First Brexit, now Trump – two of the most remarkable campaigns in the history of modern politics. It was the year that ‘post-truth’ became the Oxford Dictionary’s ‘new word of the year’, and if we’ve learned anything from the events of 2016, it’s that there’s no longer any such thing as conventional wisdom.
We learned that:
- Feelings trump reason
- Anger trumps logic
- Direction trumps detail
- Simple messages trump complex conversations
So what does this mean for the future in terms of how we connect, engage, influence and sell?
In December we were delighted to welcome Alastair Campbell as a keynote speaker at our Connections 16 event. A highly regarded speaker, communicator and strategist he knows what it takes to succeed, even during the toughest of times. Drawing inspiration from recent political events, and from his most recent book ‘Winners and How They Succeed’, a Number 1 best-selling analysis of what it takes to win in politics, business and sport, he delivered a captivating and provocative session to our audience of B2B sales and marketing leaders.
Here is our pick of the top takeaways from his session:
- Know who you are up against – What Trump, and indeed the Brexit team, did so well was to not only emphasise their opponents’ weaknesses, but also use their strengths against them. In a competitive business environment, knowing who you are up against is just as important as understanding your audience. Armed with this information you can not only turn their strengths into weaknesses, but turn your weaknesses into strengths.
- Active messaging beats static messaging – The Trump agenda changed continually throughout the campaign, whereas Hillary Clinton knew her position and stuck to it. It is hard to keep winning if you are all about continuity. Ask yourself “what is my ‘now’ message”? Be a challenger, and keep looking for something to disrupt.
- Focus on the forgotten customer – Trump and Brexit both appealed to those who felt they’d been marginalised in some way. Look for opportunities to appeal to people who don’t normally engage. Make them feel there’s something in it for them, and you will win a whole new army of fans.
- Arouse emotion – Trump and Brexit succeeded based on the consistency of emotion they aroused. Indeed, policy really didn’t feature highly in the Trump presidential campaign at all, astonishing though that is! In a world of change and churn, emotion is as important as fact. Understand your buyer’s persona – tap into their pain, their aspirations and their emotional needs. Make them feel better than they did before they engaged with you, and you will stand are far greater chance of building a relationship with them.
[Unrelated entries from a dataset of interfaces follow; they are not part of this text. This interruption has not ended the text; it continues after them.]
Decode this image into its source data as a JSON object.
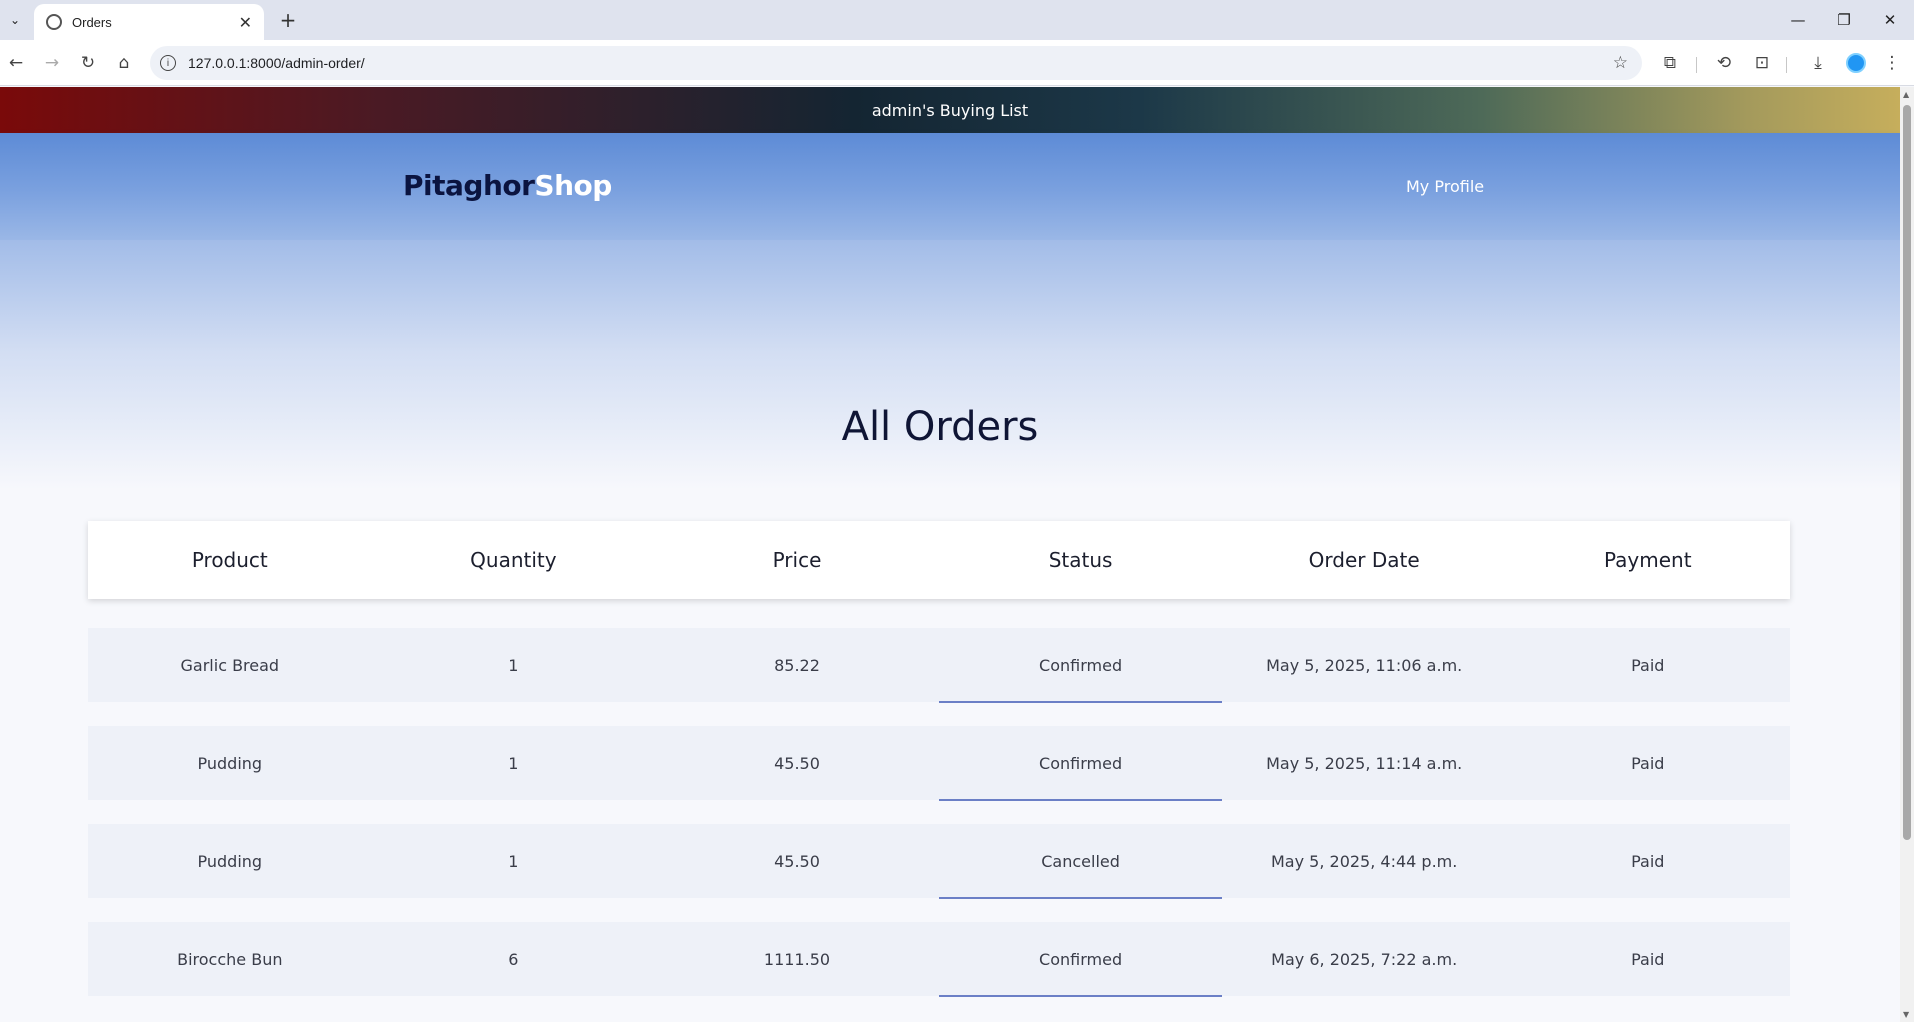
{
  "browser": {
    "tab_title": "Orders",
    "url": "127.0.0.1:8000/admin-order/"
  },
  "banner": {
    "text": "admin's Buying List"
  },
  "navbar": {
    "logo_part1": "Pitaghor",
    "logo_part2": "Shop",
    "profile_link": "My Profile"
  },
  "page": {
    "title": "All Orders"
  },
  "table": {
    "headers": [
      "Product",
      "Quantity",
      "Price",
      "Status",
      "Order Date",
      "Payment"
    ],
    "rows": [
      [
        "Garlic Bread",
        "1",
        "85.22",
        "Confirmed",
        "May 5, 2025, 11:06 a.m.",
        "Paid"
      ],
      [
        "Pudding",
        "1",
        "45.50",
        "Confirmed",
        "May 5, 2025, 11:14 a.m.",
        "Paid"
      ],
      [
        "Pudding",
        "1",
        "45.50",
        "Cancelled",
        "May 5, 2025, 4:44 p.m.",
        "Paid"
      ],
      [
        "Birocche Bun",
        "6",
        "1111.50",
        "Confirmed",
        "May 6, 2025, 7:22 a.m.",
        "Paid"
      ]
    ]
  }
}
- Use the power of advocacy – Trump used this technique to great advantage. Any big movement for change needs advocates. Get yours onside, and empower them to tell your story to others. Combine advocacy with technology – social media platforms and forums – and you have a very powerful, winning combination.
- Use the media to your advantage – Traditional media and social media are useful barometers of sentiment that can keep you one step ahead. Tapping into news, views, and opinions allows you to spot interests, problems and opportunities you can exploit. Use these tools to your advantage wherever possible. But remember, with people bombarded by so much information on a daily basis, it’s vital to keep your agenda and strategy front of mind. Utilise the tools available to cut through white noise and find the information that will allow you to develop, execute and narrate your strategy, whilst tapping into factors of importance to your buyer.
- Focus on solutions – Never say “the problem is…” Changing people’s minds means focusing on solutions. Take Alastair’s New Labour example, what they offered was not incremental change, but real, definitive change for the long term. Trump too, with ‘Make America Great Again’ – the focus of all his communications was around making things better. Don’t focus on the past. Focus on the future, and what you and your customers or prospects can achieve together.